TASK OBJECTIVE – The entries are to be repeated exactly, with all pictures omitted.

PROVIDED MATERIAL –
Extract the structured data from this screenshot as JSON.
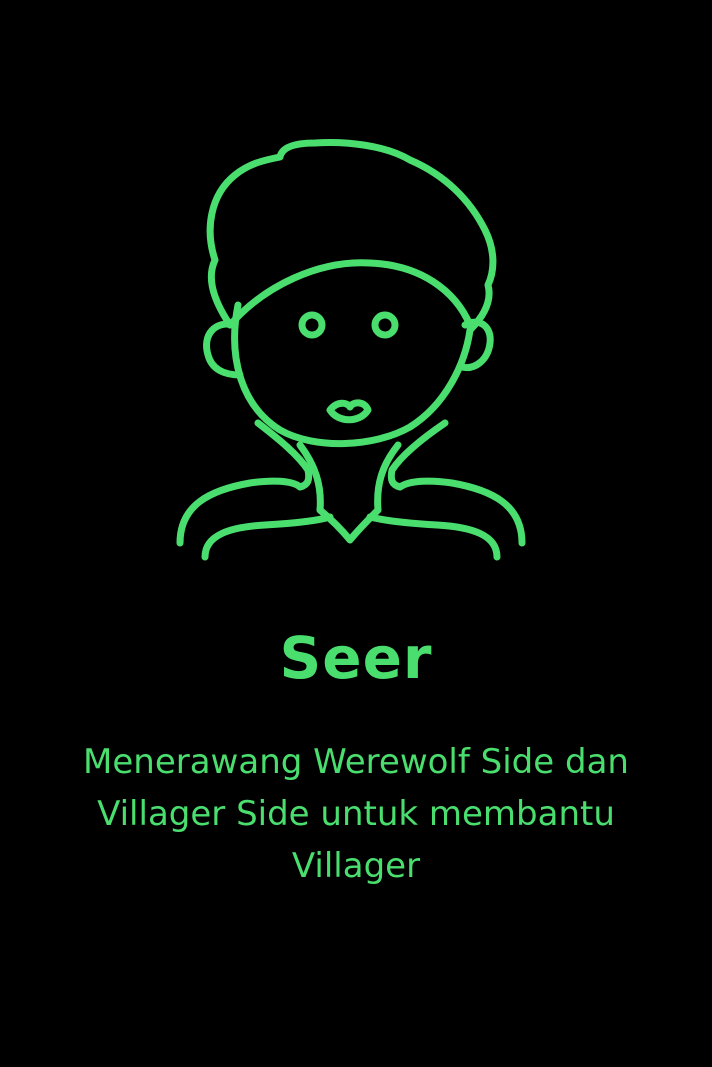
{
  "card": {
    "role_name": "Seer",
    "description": "Menerawang Werewolf Side dan Villager Side untuk membantu Villager",
    "portrait_icon": "seer-portrait-icon",
    "accent_color": "#4ade6e",
    "background_color": "#000000"
  }
}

WRITTEN REPLY –
Extract the structured data from this screenshot as JSON.
{
  "card": {
    "role_name": "Seer",
    "description": "Menerawang Werewolf Side dan Villager Side untuk membantu Villager",
    "portrait_icon": "seer-portrait-icon",
    "accent_color": "#4ade6e",
    "background_color": "#000000"
  }
}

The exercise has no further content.